(1) Part 15 of the Instrument prohibits misleading sales communications relating to investment funds and asset allocation services. Whether a particular description, representation, illustration or other statement in a sales communication is misleading depends upon an evaluation of the context in which it is made. The following list sets out some of the circumstances, in the view of the Canadian securities regulatory authorities, in which a sales communication would be misleading. No attempt has been made to enumerate all such circumstances since each sales communication must be assessed individually.
1. A statement would be misleading if it lacks explanations, qualifications, limitations or other statements necessary or appropriate to make the statement not misleading.
2. A representation about past or future investment performance would be misleading if it is
(a) a portrayal of past income, gain or growth of assets that conveys an impression of the net investment results achieved by an actual or hypothetical investment that is not justified under the circumstances;
(b) a representation about security of capital or expenses associated with an investment that is not justified under the circumstances or a representation about possible future gains or income; or
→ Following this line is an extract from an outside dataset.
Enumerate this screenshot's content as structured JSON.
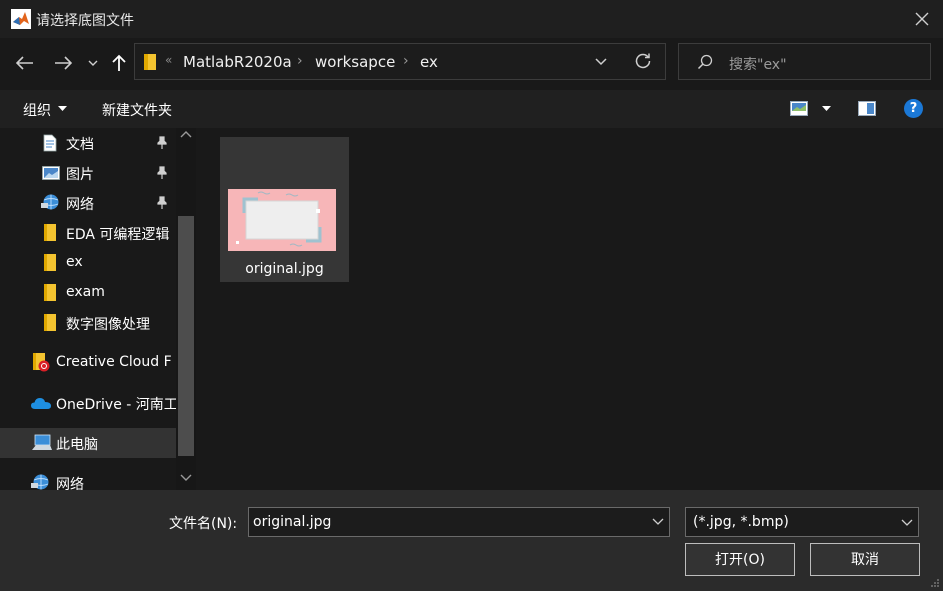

(c) a representation or presentation of past investment performance that implies that future gains or income may be inferred from or predicted based on past investment performance or portrayals of past performance.
(a) it concerns possible benefits connected with or resulting from services to be provided or methods of operation and does not give equal prominence to discussion of any risks or associated limitations;
(b) it makes exaggerated or unsubstantiated claims about management skill or techniques; characteristics of the investment fund or asset allocation service; an investment in securities issued by the fund or recommended by the service; services offered by the fund, the service or their respective manager; or effects of government supervision; or
(c) it makes unwarranted or incompletely explained comparisons to other investment vehicles or indices.
4. A sales communication that quoted a third party source would be misleading if the quote were out of context and proper attribution of the source were not given.
(2) Performance data information may be misleading even if it complies technically with the requirements of the Instrument. For instance, subsections 15.8(1) and (2) of the Instrument contain requirements that the standard performance data for investment funds given in sales communications be for prescribed periods falling within prescribed amounts of time before the date of the appearance or use of the advertisement or first date of publication of any other sales communication. That standard performance data may be misleading if it does not adequately reflect intervening events occurring after the prescribed period. An example of such an intervening event would be, in the case of money market funds, a substantial decline in interest rates after the prescribed period.
(3) An advertisement that presents information in a manner that distorts information contained in the preliminary prospectus or prospectus, or preliminary prospectus, preliminary fund facts document and preliminary annual information form or prospectus, fund facts document and annual information form, as applicable, of an investment fund or that includes a visual image that provides a misleading impression will be considered to be misleading.
(5) Paragraph 15.2(1)(b) of the Instrument provides that sales communications must not include any statement that conflicts with information that is contained in, among other things and as applicable, a prospectus or fund facts document. The Canadian securities regulatory authorities are of the view that a sales communication that provides performance data in compliance with the requirements of Part 15 of the Instrument for time periods that differ from those shown in a prospectus, fund facts document or management report of fund performance does not violate the requirements of paragraph 15.2(1)(b) of the Instrument.
(6) Subsection 15.3(1) of the Instrument permits an investment fund or asset allocation service to compare its performance to, among other things, other types of investments or benchmarks on certain conditions. Examples of such other types of investments or benchmarks to which the performance of an investment fund or asset allocation service may be compared include consumer price indices; stock, bond or other types of indices; averages; returns payable on guaranteed investment certificates or other certificates of deposit; and returns from an investment in real estate.
(7) Paragraph 15.3(1)(c) of the Instrument requires that, if the performance of an investment fund or asset allocation service is compared to that of another investment or benchmark, the comparison sets out clearly any factors necessary to ensure that the comparison is fair and not misleading. Such factors would include an explanation of any relevant differences between the investment fund or asset allocation service and the investment or benchmark to which it is compared. Examples of such differences include any relevant differences in the guarantees of, or insurance on, the principal of or return from theinvestment or benchmark; fluctuations in principal, income or total return; any differing tax treatment; and, for a comparison to an index or average, any differences between the composition or calculation of the index or average and the investment portfolio of the investment fund or asset allocation service.